**What you should do:** Output all of the entries below precisely as written.

(Dataset excerpts)
***

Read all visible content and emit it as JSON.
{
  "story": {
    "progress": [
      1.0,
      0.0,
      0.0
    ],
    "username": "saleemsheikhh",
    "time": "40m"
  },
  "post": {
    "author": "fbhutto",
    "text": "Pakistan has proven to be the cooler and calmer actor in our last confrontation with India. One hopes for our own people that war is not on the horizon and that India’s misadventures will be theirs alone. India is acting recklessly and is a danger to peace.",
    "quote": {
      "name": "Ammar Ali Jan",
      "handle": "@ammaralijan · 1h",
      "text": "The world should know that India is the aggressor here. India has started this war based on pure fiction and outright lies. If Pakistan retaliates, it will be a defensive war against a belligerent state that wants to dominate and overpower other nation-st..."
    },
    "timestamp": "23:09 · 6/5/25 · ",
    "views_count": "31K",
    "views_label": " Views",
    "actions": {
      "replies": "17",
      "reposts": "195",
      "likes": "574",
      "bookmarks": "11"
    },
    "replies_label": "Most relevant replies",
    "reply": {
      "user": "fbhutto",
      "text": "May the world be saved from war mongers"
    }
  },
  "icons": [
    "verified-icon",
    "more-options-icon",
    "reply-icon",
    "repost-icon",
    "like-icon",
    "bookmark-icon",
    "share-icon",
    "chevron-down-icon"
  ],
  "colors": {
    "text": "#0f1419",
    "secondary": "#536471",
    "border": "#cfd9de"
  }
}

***

**Answer for this exercise:**
Read all visible content and emit it as JSON.
{
  "story": {
    "progress": [
      1.0,
      0.0,
      0.0
    ],
    "username": "saleemsheikhh",
    "time": "40m"
  },
  "post": {
    "author": "fbhutto",
    "text": "Pakistan has proven to be the cooler and calmer actor in our last confrontation with India. One hopes for our own people that war is not on the horizon and that India’s misadventures will be theirs alone. India is acting recklessly and is a danger to peace.",
    "quote": {
      "name": "Ammar Ali Jan",
      "handle": "@ammaralijan · 1h",
      "text": "The world should know that India is the aggressor here. India has started this war based on pure fiction and outright lies. If Pakistan retaliates, it will be a defensive war against a belligerent state that wants to dominate and overpower other nation-st..."
    },
    "timestamp": "23:09 · 6/5/25 · ",
    "views_count": "31K",
    "views_label": " Views",
    "actions": {
      "replies": "17",
      "reposts": "195",
      "likes": "574",
      "bookmarks": "11"
    },
    "replies_label": "Most relevant replies",
    "reply": {
      "user": "fbhutto",
      "text": "May the world be saved from war mongers"
    }
  },
  "icons": [
    "verified-icon",
    "more-options-icon",
    "reply-icon",
    "repost-icon",
    "like-icon",
    "bookmark-icon",
    "share-icon",
    "chevron-down-icon"
  ],
  "colors": {
    "text": "#0f1419",
    "secondary": "#536471",
    "border": "#cfd9de"
  }
}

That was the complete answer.